> [WHAT YOU HAVE TO DO]: Work out the number of lines in the records that include the word "content"; reply with that number alone.

> [WORKING DATA]:
Start of Block
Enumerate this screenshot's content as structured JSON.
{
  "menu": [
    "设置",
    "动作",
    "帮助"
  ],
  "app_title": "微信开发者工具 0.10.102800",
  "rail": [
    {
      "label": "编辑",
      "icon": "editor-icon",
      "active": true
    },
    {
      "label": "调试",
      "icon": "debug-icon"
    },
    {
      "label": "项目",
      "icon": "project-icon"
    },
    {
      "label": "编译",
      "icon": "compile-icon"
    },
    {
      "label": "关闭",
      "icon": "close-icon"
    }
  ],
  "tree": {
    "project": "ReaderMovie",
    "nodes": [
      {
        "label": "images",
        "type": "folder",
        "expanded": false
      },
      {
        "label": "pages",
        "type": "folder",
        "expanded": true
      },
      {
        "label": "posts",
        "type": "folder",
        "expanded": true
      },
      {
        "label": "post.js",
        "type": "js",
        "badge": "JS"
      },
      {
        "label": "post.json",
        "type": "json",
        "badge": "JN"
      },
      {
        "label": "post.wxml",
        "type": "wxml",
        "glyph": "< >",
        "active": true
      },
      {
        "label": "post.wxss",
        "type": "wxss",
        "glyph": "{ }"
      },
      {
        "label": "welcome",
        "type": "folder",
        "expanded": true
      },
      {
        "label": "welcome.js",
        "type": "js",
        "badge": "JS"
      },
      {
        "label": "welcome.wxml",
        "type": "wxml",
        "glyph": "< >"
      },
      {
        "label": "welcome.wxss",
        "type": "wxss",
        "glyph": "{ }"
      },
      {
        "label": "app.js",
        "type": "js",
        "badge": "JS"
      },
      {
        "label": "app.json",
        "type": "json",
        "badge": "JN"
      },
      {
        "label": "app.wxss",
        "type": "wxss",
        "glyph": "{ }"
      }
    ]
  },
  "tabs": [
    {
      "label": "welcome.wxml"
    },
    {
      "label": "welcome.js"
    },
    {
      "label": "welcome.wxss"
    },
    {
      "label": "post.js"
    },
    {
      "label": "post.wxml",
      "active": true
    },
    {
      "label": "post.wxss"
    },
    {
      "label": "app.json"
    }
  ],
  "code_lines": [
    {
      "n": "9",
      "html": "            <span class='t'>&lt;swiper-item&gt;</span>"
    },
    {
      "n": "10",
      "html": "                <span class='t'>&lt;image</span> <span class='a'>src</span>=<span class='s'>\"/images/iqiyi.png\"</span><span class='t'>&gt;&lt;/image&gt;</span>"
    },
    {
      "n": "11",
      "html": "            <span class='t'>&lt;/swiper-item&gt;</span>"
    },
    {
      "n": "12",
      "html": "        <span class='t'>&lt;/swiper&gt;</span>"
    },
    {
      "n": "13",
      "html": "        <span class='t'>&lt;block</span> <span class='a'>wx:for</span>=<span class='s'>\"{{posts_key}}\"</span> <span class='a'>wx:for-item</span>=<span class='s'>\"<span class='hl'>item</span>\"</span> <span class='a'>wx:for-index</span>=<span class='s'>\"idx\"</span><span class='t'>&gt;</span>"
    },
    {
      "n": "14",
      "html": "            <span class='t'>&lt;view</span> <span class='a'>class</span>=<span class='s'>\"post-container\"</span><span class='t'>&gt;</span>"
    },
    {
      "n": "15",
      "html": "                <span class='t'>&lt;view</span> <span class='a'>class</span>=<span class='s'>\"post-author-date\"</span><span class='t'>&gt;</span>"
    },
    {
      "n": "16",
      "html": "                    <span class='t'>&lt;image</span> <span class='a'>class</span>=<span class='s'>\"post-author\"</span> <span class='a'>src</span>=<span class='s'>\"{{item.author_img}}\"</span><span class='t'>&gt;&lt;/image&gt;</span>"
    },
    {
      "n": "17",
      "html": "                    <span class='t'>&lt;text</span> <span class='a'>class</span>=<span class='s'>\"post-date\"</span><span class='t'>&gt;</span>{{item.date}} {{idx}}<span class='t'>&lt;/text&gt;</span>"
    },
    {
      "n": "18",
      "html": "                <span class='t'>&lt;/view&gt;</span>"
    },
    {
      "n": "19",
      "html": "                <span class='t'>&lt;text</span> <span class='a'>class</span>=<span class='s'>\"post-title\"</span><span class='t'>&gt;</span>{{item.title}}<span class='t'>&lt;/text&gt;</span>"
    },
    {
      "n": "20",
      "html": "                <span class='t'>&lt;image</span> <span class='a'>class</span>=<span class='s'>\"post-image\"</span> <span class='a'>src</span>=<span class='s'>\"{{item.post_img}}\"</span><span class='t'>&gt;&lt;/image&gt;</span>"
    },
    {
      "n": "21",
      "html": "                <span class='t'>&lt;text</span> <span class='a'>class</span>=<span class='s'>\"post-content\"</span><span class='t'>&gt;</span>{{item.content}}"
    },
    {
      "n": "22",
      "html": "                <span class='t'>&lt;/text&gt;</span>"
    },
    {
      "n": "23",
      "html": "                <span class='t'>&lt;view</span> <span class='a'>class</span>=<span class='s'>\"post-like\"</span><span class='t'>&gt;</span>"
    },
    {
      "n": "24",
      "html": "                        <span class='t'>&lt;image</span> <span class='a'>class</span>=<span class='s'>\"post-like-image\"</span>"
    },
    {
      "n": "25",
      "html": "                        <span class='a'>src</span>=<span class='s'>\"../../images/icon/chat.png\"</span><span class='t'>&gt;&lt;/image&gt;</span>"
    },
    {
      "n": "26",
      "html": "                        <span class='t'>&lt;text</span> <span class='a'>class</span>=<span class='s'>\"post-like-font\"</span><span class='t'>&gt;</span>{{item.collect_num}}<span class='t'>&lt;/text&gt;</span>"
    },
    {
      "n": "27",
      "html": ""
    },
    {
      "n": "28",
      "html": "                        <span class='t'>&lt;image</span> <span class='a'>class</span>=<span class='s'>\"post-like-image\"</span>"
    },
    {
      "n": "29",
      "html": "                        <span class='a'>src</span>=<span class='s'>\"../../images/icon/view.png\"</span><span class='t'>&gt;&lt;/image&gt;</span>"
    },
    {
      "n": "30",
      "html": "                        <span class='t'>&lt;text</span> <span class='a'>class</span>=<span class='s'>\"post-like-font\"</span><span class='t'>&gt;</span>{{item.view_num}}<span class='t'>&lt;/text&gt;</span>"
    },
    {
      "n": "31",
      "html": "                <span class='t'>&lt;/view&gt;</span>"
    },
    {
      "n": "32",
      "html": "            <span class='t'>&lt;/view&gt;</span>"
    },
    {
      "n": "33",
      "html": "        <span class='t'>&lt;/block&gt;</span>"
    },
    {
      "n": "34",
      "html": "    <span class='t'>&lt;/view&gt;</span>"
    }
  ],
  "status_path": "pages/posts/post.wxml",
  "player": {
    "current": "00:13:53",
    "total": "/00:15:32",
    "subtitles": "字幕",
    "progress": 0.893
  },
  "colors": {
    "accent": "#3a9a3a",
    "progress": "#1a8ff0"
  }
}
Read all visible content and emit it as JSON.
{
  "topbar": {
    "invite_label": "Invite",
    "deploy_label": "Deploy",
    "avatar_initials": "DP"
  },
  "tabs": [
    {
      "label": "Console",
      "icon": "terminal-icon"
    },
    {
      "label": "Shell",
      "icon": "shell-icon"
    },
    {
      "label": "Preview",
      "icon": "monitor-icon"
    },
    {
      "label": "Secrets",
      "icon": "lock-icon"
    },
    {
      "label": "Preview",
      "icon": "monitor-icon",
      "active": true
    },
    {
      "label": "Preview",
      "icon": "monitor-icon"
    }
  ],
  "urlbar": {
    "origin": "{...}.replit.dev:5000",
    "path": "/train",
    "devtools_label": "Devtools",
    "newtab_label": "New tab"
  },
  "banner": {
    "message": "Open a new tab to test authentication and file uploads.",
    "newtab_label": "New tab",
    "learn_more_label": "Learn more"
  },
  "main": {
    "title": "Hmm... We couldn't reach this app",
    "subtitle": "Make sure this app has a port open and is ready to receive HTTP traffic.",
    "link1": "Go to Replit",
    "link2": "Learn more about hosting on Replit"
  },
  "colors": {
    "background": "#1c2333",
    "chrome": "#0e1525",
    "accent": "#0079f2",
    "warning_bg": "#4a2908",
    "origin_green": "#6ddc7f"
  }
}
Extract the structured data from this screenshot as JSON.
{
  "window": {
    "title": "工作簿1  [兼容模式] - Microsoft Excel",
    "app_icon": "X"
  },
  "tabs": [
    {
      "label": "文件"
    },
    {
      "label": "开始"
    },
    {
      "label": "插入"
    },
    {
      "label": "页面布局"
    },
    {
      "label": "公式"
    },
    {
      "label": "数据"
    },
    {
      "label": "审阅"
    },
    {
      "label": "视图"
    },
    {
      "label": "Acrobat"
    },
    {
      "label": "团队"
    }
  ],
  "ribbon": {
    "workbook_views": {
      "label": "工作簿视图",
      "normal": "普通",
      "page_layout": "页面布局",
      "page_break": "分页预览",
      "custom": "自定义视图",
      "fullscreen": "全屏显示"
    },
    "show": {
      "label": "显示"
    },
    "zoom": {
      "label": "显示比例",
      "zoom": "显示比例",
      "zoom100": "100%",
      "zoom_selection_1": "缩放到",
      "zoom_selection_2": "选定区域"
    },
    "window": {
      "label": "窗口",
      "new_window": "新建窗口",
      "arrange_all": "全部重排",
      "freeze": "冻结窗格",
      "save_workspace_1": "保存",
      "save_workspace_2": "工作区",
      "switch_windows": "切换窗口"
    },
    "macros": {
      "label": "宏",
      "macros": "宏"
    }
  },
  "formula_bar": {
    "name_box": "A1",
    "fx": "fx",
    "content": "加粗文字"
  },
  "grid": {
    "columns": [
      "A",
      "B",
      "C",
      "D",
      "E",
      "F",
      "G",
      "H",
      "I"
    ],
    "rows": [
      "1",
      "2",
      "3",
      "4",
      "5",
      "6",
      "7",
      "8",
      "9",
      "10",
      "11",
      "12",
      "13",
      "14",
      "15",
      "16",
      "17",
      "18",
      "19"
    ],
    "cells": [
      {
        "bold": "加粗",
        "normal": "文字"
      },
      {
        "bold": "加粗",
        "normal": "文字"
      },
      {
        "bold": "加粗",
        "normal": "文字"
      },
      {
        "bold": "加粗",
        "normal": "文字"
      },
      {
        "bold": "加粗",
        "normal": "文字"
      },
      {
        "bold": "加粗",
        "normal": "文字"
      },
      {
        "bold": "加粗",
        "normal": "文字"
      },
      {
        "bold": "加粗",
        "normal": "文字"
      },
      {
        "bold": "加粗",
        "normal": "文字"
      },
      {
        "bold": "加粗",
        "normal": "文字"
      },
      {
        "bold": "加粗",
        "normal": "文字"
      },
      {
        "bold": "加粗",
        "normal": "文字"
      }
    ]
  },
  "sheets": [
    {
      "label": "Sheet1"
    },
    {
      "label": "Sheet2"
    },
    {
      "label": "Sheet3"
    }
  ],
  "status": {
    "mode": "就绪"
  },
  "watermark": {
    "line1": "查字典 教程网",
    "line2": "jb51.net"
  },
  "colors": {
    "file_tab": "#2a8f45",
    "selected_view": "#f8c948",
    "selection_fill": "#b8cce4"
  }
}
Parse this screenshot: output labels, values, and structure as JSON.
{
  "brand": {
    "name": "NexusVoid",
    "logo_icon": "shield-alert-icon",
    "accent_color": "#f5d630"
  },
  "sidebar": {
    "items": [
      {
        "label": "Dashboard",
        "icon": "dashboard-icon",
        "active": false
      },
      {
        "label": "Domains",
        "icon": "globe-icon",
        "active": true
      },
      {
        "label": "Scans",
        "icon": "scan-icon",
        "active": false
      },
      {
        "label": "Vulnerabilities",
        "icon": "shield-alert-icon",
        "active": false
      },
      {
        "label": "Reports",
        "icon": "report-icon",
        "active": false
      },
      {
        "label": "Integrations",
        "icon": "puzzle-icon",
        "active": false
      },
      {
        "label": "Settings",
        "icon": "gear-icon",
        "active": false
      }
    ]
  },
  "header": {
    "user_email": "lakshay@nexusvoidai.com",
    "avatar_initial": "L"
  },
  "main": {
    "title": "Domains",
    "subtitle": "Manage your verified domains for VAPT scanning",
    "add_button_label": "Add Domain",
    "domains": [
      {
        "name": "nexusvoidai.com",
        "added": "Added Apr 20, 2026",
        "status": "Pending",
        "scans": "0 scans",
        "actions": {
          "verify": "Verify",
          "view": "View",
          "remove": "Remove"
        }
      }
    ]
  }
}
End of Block
> [ANSWER SPACE]: 4